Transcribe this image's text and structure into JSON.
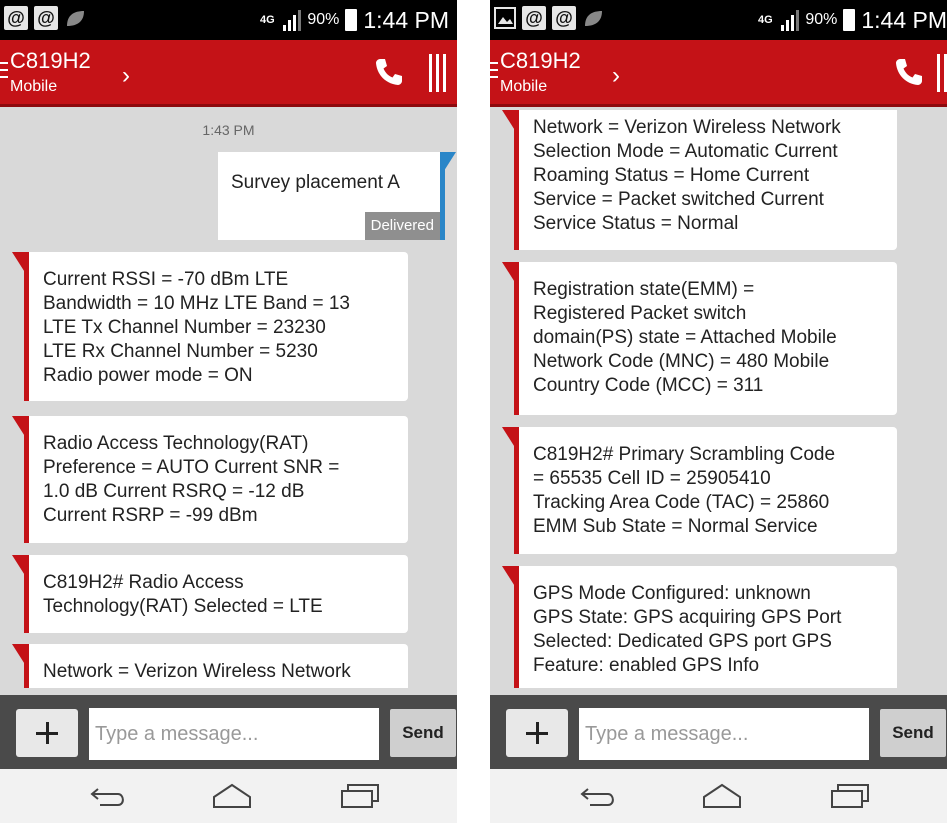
{
  "status_bar": {
    "left_icons": [
      "@",
      "@"
    ],
    "network": "4G",
    "battery": "90%",
    "time": "1:44 PM"
  },
  "app_bar": {
    "contact_name": "C819H2",
    "contact_sub": "Mobile",
    "chevron": "›"
  },
  "compose": {
    "placeholder": "Type a message...",
    "send_label": "Send",
    "attach_icon": "plus-icon"
  },
  "left": {
    "timestamp": "1:43 PM",
    "outgoing": {
      "text": "Survey placement A",
      "status": "Delivered"
    },
    "messages": [
      [
        "Current RSSI = -70 dBm LTE",
        "Bandwidth = 10 MHz LTE Band =  13",
        "LTE Tx Channel Number =  23230",
        "LTE Rx Channel Number =  5230",
        "Radio power mode = ON"
      ],
      [
        "Radio Access Technology(RAT)",
        "Preference = AUTO Current SNR =",
        "1.0  dB Current RSRQ = -12  dB",
        "Current RSRP = -99  dBm"
      ],
      [
        "C819H2# Radio Access",
        "Technology(RAT) Selected = LTE"
      ],
      [
        "Network = Verizon Wireless Network"
      ]
    ]
  },
  "right": {
    "messages": [
      [
        "Network = Verizon Wireless Network",
        "Selection Mode = Automatic Current",
        "Roaming Status = Home Current",
        "Service = Packet switched Current",
        "Service Status = Normal"
      ],
      [
        "Registration state(EMM) =",
        "Registered Packet switch",
        "domain(PS) state = Attached Mobile",
        "Network Code (MNC) = 480 Mobile",
        "Country Code (MCC) = 311"
      ],
      [
        "C819H2# Primary Scrambling Code",
        "= 65535 Cell ID = 25905410",
        "Tracking Area Code (TAC) = 25860",
        "EMM Sub State = Normal Service"
      ],
      [
        "GPS Mode Configured: unknown",
        "GPS State: GPS acquiring GPS Port",
        "Selected: Dedicated GPS port GPS",
        "Feature: enabled GPS Info"
      ]
    ]
  },
  "colors": {
    "app_bar": "#c41217",
    "outgoing_accent": "#2a86c8",
    "background": "#d9d9d9"
  }
}
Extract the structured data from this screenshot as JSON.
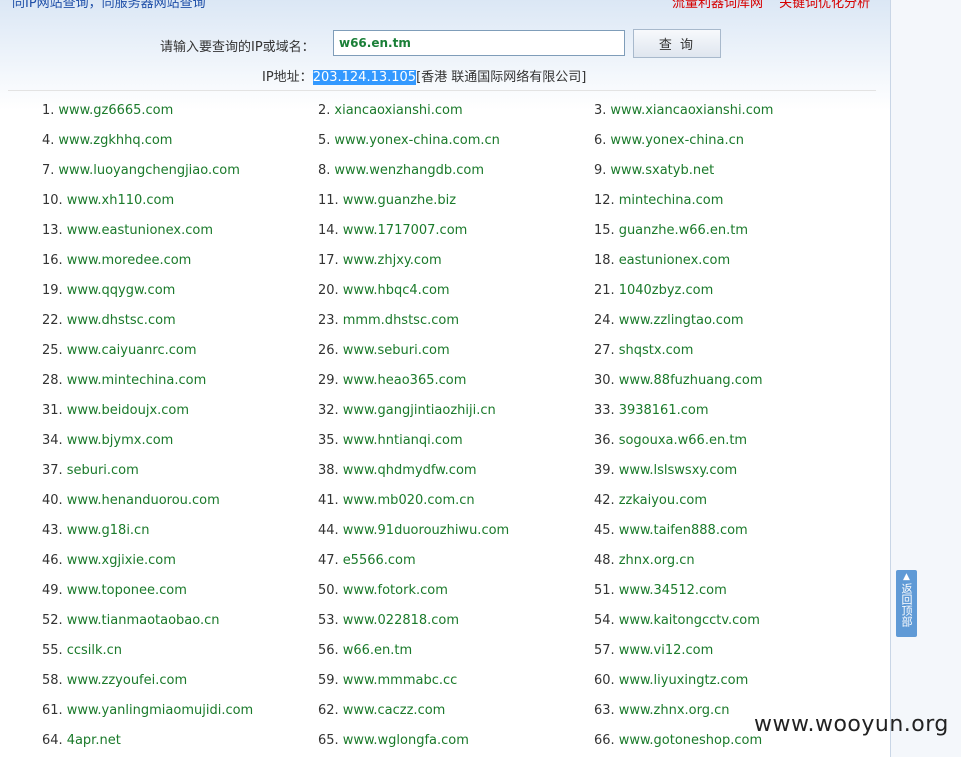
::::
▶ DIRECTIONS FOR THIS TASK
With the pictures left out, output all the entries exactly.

▶ TASK ANSWER
Transcribe this image's text and structure into JSON.
{
  "status_bar": {
    "left_icons": [
      "@",
      "@"
    ],
    "network": "4G",
    "battery": "90%",
    "time": "1:44 PM"
  },
  "app_bar": {
    "contact_name": "C819H2",
    "contact_sub": "Mobile",
    "chevron": "›"
  },
  "compose": {
    "placeholder": "Type a message...",
    "send_label": "Send",
    "attach_icon": "plus-icon"
  },
  "left": {
    "timestamp": "1:43 PM",
    "outgoing": {
      "text": "Survey placement A",
      "status": "Delivered"
    },
    "messages": [
      [
        "Current RSSI = -70 dBm LTE",
        "Bandwidth = 10 MHz LTE Band =  13",
        "LTE Tx Channel Number =  23230",
        "LTE Rx Channel Number =  5230",
        "Radio power mode = ON"
      ],
      [
        "Radio Access Technology(RAT)",
        "Preference = AUTO Current SNR =",
        "1.0  dB Current RSRQ = -12  dB",
        "Current RSRP = -99  dBm"
      ],
      [
        "C819H2# Radio Access",
        "Technology(RAT) Selected = LTE"
      ],
      [
        "Network = Verizon Wireless Network"
      ]
    ]
  },
  "right": {
    "messages": [
      [
        "Network = Verizon Wireless Network",
        "Selection Mode = Automatic Current",
        "Roaming Status = Home Current",
        "Service = Packet switched Current",
        "Service Status = Normal"
      ],
      [
        "Registration state(EMM) =",
        "Registered Packet switch",
        "domain(PS) state = Attached Mobile",
        "Network Code (MNC) = 480 Mobile",
        "Country Code (MCC) = 311"
      ],
      [
        "C819H2# Primary Scrambling Code",
        "= 65535 Cell ID = 25905410",
        "Tracking Area Code (TAC) = 25860",
        "EMM Sub State = Normal Service"
      ],
      [
        "GPS Mode Configured: unknown",
        "GPS State: GPS acquiring GPS Port",
        "Selected: Dedicated GPS port GPS",
        "Feature: enabled GPS Info"
      ]
    ]
  },
  "colors": {
    "app_bar": "#c41217",
    "outgoing_accent": "#2a86c8",
    "background": "#d9d9d9"
  }
}
Extract the structured data from this screenshot as JSON.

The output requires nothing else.